Skip to main content

19-08-2016 | Oncology | News | Article

Post-radiation neurocognitive decline differs by medulloblastoma subtype

medwireNews: In children with medulloblastoma undergoing radiotherapy, neurocognitive outcomes vary depending on the molecular subtype of the disease, findings indicate.

The research, published in the Journal of Clinical Oncology, also shows that only specific subgroups derive a neurocognitive benefit from limiting radiation exposure.

Paediatric medulloblastoma patients can be classified into four distinct subtypes – namely wingless (WNT), sonic hedgehog (SHH), Group 3 and Group 4 – on the basis of the genomic profiles of the tumours, with varying responses to treatment and survival times, explain Donald Mabbott (Hospital for Sick Children, Toronto, Ontario, Canada) and team.

In this study comprising 121 medulloblastoma patients treated between 1991 and 2013, they found that neurocognitive outcomes also differed by subtype.

Following radiotherapy, all measures of neurocognitive functioning – including Full Scale IQ, verbal comprehension and working memory – declined comparably across the four subtypes. The only exception was processing speed, the post-radiation decline of which was significantly lower for SHH (n=28) than for Group 3 (n=25) patients.

The SHH subgroup also had a lower pre-therapy incidence of cerebellar mutism and motor deficits than the other subgroups, note the researchers who consider this to be “the most distinct subgroup”.

They suggest that inherent genetic features that modulate the response to radiation or the presence of mutations associated with radiotherapy resistance, such as TP53, could be responsible for the less pronounced decline in processing speed for the SHH subtype.

Mabbott et al also assessed the effects of reducing radiation exposure on neurocognitive functioning by subtype.

Patients in the WNT (n=17) and Group 4 (n=51) categories, that is, those most likely to undergo therapy de-escalation, were considered together owing to small numbers in the WNT subgroup. In these patients, use of low-dose craniospinal irradiation plus a tumour bed boost led to nonsignificant increases in all measures except processing speed, relative to all other radiotherapy options.

By contrast, limiting radiation intensity in SHH and Group 3 patients was not associated with favourable neurocognitive outcomes.

Although the findings need to be confirmed in larger, collaborative studies, the investigators conclude that their results “highlight the value of conducting subgroup-specific analyses, and can be used to inform novel biologically based treatment protocols for patients with medulloblastoma.”

By Shreeya Nanda
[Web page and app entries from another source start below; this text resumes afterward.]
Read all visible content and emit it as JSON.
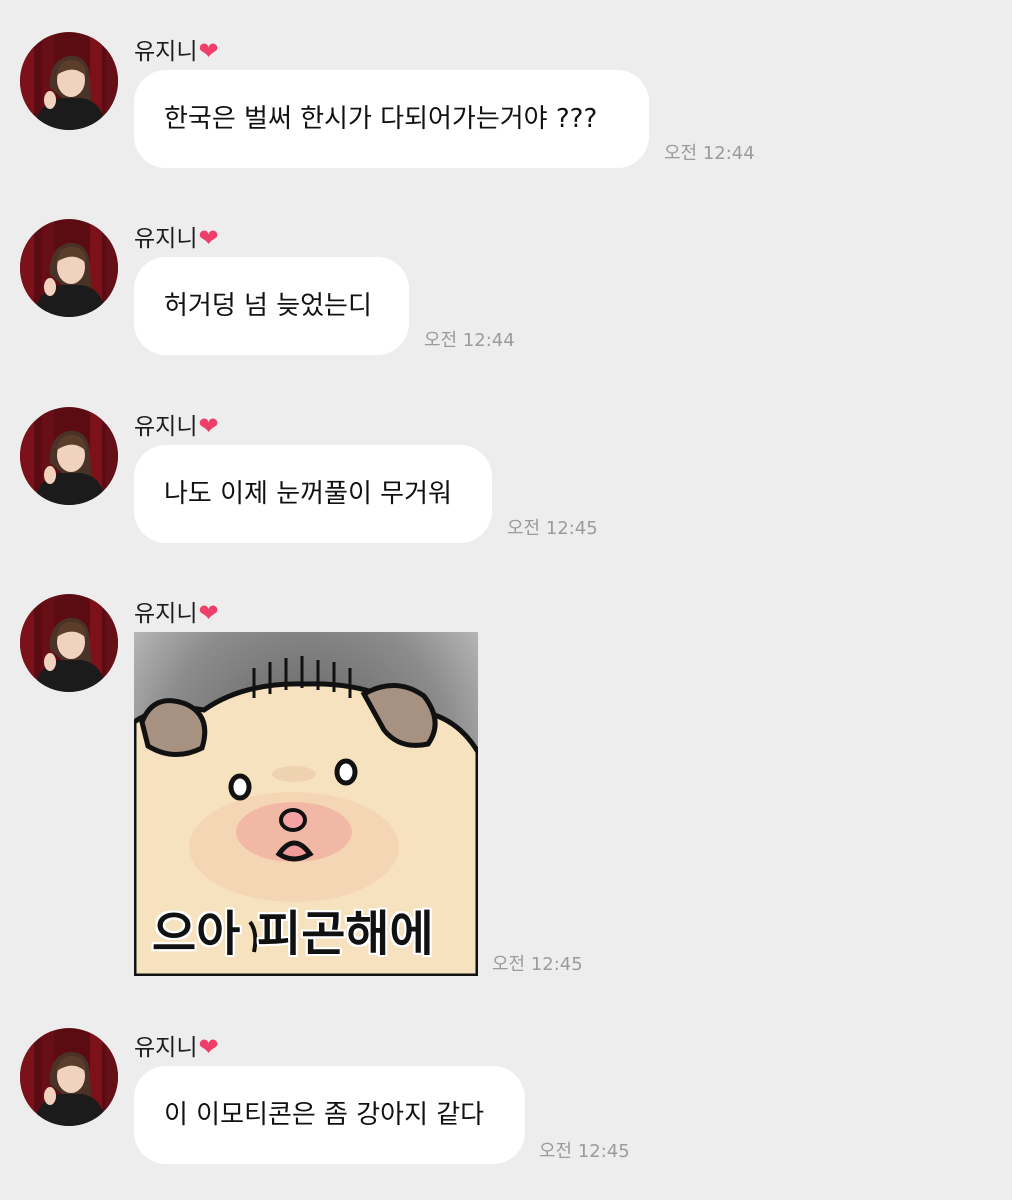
{
  "messages": [
    {
      "sender": "유지니",
      "heart": "❤",
      "text": "한국은 벌써 한시가 다되어가는거야 ???",
      "time": "오전 12:44"
    },
    {
      "sender": "유지니",
      "heart": "❤",
      "text": "허거덩 넘 늦었는디",
      "time": "오전 12:44"
    },
    {
      "sender": "유지니",
      "heart": "❤",
      "text": "나도 이제 눈꺼풀이 무거워",
      "time": "오전 12:45"
    },
    {
      "sender": "유지니",
      "heart": "❤",
      "sticker_caption": "으아 피곤해에",
      "time": "오전 12:45"
    },
    {
      "sender": "유지니",
      "heart": "❤",
      "text": "이 이모티콘은 좀 강아지 같다",
      "time": "오전 12:45"
    }
  ],
  "colors": {
    "background": "#ededed",
    "bubble": "#ffffff",
    "heart": "#f03e6a",
    "timestamp": "#9b9b9b"
  },
  "icons": [
    "avatar-photo",
    "heart-emoji",
    "sleepy-hamster-sticker"
  ]
}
medwireNews is an independent medical news service provided by Springer Healthcare Limited. © Springer Healthcare Ltd; 2016

Related topics

See the research in context now

with trial summaries, expert opinion and congress coverage

Image Credits